Sean McElwee

Sean McElwee is a research associate at Demos.

Recent Articles

The Feds Are Finally Moving to Regulate Payday Lending

The new rules are good, but could be better. 

AP Photo/Ross D. Franklin
AP Photo/Ross D. Franklin Payday loan businesses, some of them open 24-hours a day, advertise their services in Phoenix, Arizona. This article originally appeared at Demos.org . T oday, the Consumer Financial Protection Bureau released a blueprint for new regulations pertaining to payday loans and car title loans. The regulations will not include an interest rate cap, the holy grail for advocates, because industry allies watered-down the provisions (I discuss the fight over payday lending in my recent Atlantic article). These regulations are still important. The proposed regulations include two major options and payday lenders would choose which to follow. Both are aimed at preventing borrowers from falling into “debt traps,” where they constantly roll over their loan. • The first are “prevention requirements.” In these, lenders would determine before lending the ability of an individual to repay the loan without re-borrowing or defaulting (and verify would a third party). Borrowers...
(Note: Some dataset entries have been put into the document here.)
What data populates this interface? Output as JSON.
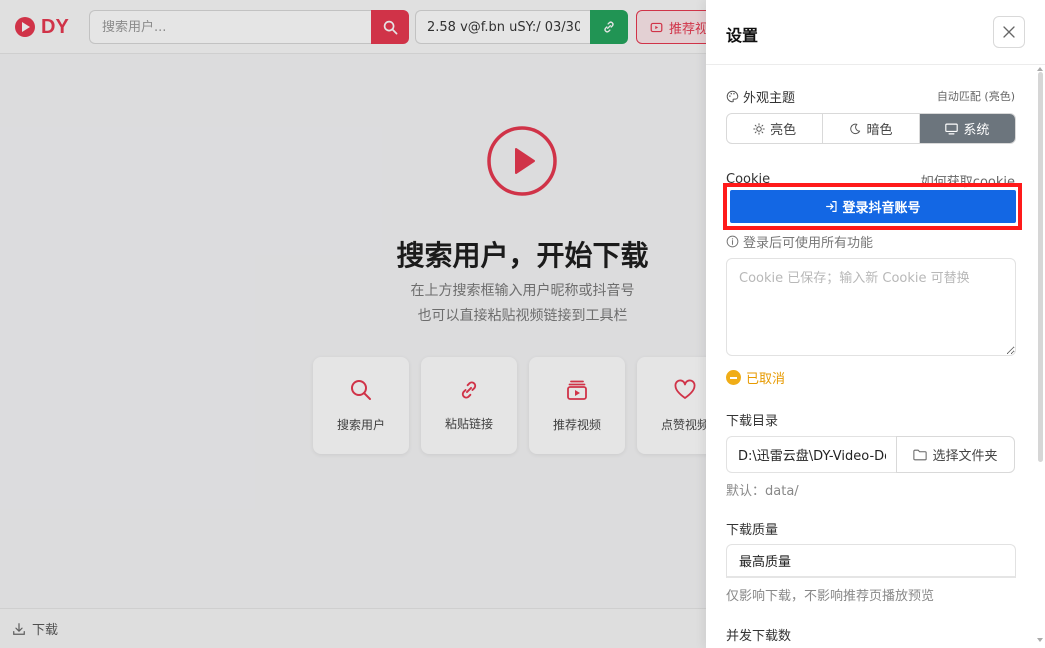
{
  "app": {
    "logo_text": "DY",
    "search": {
      "placeholder": "搜索用户..."
    },
    "link_input": {
      "value": "2.58 v@f.bn uSY:/ 03/30"
    },
    "recommend_button": "推荐视",
    "hero": {
      "title": "搜索用户，开始下载",
      "subtitle_1": "在上方搜索框输入用户昵称或抖音号",
      "subtitle_2": "也可以直接粘贴视频链接到工具栏"
    },
    "cards": [
      {
        "label": "搜索用户",
        "icon": "search-icon"
      },
      {
        "label": "粘贴链接",
        "icon": "link-icon"
      },
      {
        "label": "推荐视频",
        "icon": "video-stack-icon"
      },
      {
        "label": "点赞视频",
        "icon": "heart-icon"
      }
    ],
    "bottom_tab": "下载",
    "colors": {
      "brand": "#e8354d",
      "link_green": "#20a35a"
    }
  },
  "settings": {
    "title": "设置",
    "appearance": {
      "label": "外观主题",
      "auto_hint": "自动匹配 (亮色)",
      "options": [
        {
          "label": "亮色",
          "icon": "sun-icon"
        },
        {
          "label": "暗色",
          "icon": "moon-icon"
        },
        {
          "label": "系统",
          "icon": "monitor-icon"
        }
      ],
      "selected": "系统"
    },
    "cookie": {
      "label": "Cookie",
      "help_link": "如何获取cookie",
      "login_button": "登录抖音账号",
      "login_hint": "登录后可使用所有功能",
      "placeholder": "Cookie 已保存；输入新 Cookie 可替换",
      "status": "已取消"
    },
    "download_dir": {
      "label": "下载目录",
      "value": "D:\\迅雷云盘\\DY-Video-Downloader",
      "choose_button": "选择文件夹",
      "default_hint": "默认：data/"
    },
    "quality": {
      "label": "下载质量",
      "value": "最高质量",
      "hint": "仅影响下载，不影响推荐页播放预览"
    },
    "concurrency": {
      "label": "并发下载数"
    },
    "colors": {
      "login_button": "#1367e4",
      "highlight": "#ff1a1a",
      "status": "#e79a00"
    }
  }
}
One Big Reason for Voter Turnout Decline and Income Inequality: Smaller Unions

The decline of labor unions has shifted the balance of power not only in the country at large, but within the Democratic Party. Hello Wall Street; bye-bye voters...

(AP Photo/Matt Rourke, File)
T wo of the most commonly cited reasons for the lack of more liberal policymaking in the United States are the decline in unions and the rising class bias in voter turnout . In the 2014 midterm congressional elections, the Democrats’ rout was largely attributed to a failure of their coalition to turn out at the polls. What is rarely examined, however, is the relationship between a decline in voter turnout and the dwindling number of union members. And as that turnout has declined, the control of the financial class over the entire political system—Republican and Democrat—has taken hold. Over the last several decades, union membership in the United States has declined precipitously , from 24 percent of all wage and salary workers in 1973 to 11.1 percent today . At the same time, our economy has increasingly begun to favor the wealthiest members of society. The labor share of income has reached the lowest level it’s been since 1929, and that diminished income is distributed incredibly...
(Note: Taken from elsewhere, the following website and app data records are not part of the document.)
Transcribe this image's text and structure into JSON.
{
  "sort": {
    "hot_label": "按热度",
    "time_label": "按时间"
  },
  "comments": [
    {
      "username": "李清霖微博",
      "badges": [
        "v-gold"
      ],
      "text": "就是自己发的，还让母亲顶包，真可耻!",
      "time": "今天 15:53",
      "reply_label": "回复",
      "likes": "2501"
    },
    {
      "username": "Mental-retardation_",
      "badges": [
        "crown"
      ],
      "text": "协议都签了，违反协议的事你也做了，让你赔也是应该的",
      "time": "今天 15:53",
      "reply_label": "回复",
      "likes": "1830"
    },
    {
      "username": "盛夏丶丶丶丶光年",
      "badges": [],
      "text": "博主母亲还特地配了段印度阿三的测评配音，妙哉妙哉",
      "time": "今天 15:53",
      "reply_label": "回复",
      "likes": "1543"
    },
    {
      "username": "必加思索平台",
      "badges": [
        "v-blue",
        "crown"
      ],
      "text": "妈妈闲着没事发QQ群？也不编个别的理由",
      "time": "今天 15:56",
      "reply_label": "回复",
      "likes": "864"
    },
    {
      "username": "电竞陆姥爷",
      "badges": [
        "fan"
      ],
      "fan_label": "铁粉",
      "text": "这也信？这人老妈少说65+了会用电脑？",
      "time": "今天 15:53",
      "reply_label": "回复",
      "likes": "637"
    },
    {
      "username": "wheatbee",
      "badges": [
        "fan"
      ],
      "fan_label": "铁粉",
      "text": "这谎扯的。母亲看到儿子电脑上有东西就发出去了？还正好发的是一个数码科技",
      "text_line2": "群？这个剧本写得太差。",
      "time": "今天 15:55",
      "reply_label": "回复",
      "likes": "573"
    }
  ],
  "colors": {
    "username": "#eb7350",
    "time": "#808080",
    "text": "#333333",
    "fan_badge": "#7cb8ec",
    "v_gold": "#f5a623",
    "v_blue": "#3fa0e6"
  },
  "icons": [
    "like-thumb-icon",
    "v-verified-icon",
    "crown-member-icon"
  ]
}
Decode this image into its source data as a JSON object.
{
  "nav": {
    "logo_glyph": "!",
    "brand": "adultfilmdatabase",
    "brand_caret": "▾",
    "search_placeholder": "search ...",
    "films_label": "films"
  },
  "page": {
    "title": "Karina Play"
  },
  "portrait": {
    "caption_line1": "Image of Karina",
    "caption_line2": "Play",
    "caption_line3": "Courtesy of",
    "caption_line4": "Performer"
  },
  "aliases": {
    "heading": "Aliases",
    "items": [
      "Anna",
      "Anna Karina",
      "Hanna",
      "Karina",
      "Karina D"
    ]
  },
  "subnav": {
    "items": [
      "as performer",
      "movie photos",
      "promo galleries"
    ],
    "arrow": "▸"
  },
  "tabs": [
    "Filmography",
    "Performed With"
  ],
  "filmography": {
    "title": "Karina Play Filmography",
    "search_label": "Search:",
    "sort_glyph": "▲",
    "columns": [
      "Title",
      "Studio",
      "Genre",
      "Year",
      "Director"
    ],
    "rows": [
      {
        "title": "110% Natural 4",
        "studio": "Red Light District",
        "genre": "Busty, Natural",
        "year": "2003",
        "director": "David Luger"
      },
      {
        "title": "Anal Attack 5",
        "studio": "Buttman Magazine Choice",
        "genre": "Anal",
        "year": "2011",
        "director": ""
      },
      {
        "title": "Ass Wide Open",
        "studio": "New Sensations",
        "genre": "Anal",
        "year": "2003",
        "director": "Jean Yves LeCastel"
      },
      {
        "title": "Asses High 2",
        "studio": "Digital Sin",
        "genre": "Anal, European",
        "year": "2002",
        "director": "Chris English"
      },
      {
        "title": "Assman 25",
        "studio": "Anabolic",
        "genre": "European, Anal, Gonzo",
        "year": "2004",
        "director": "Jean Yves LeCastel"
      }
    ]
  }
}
How to Reduce the Voting Gap

Demos
This post originally appeared at Demos.org Over the last three decades, research suggests, the class bias of the voting public has increased dramatically. In the 2012 election, there was a 33 point gap between the turnout rate of the highest bracket ($150,000 or more) and the lowest bracket ($10,000 or less). My article explores the implications of this gap, but it’s also important to know the causes. Demos.org Registration: The first part of the problem is registration. One study finds , “state voter registration laws pose a substantial barrier” to the mobilization of low-income voters. We can see this in the Census data from the 2012 election (below). Among eligible voters in the highest bracket 87.1 percent were registered in 2012, compared with only 63.2 percent of those in the lowest bracket. This registration gap certainly plays a role in turnout inequality, and unnecessary burdens don’t help. Worse, many states are currently purging their voter rolls , which primarily affect...

Can We Make Environmentalism a Centrist Issue?

Flickr/Manos Simonides
Flickr/Manos Simonides F or decades, thinkers on the left have wondered why the working class regularly votes against its own interests, upending what Marx believed would be an inevitable march from democracy to socialism. In his book, What’s the Matter with Kansas? , Thomas Frank argued that social issues obscure economic motives, and indeed the most salient non-economic one has always been race, at least in this country. In America, conservative politicians have exploited racism to their own benefit, first to disempower blacks with Jim Crow, then to undermine the union movement, and more recently to undercut support for welfare programs, as Ian Haney Lopez recently documented in Dog-Whistle Politics . Nixon’s “law and order campaign” played on racial fears, as did Reagan’s denunciation of “welfare queens.” Republicans played at race to win solid majorities for decades while actively working against the interests of the majority of Americans. The left has much to learn about this...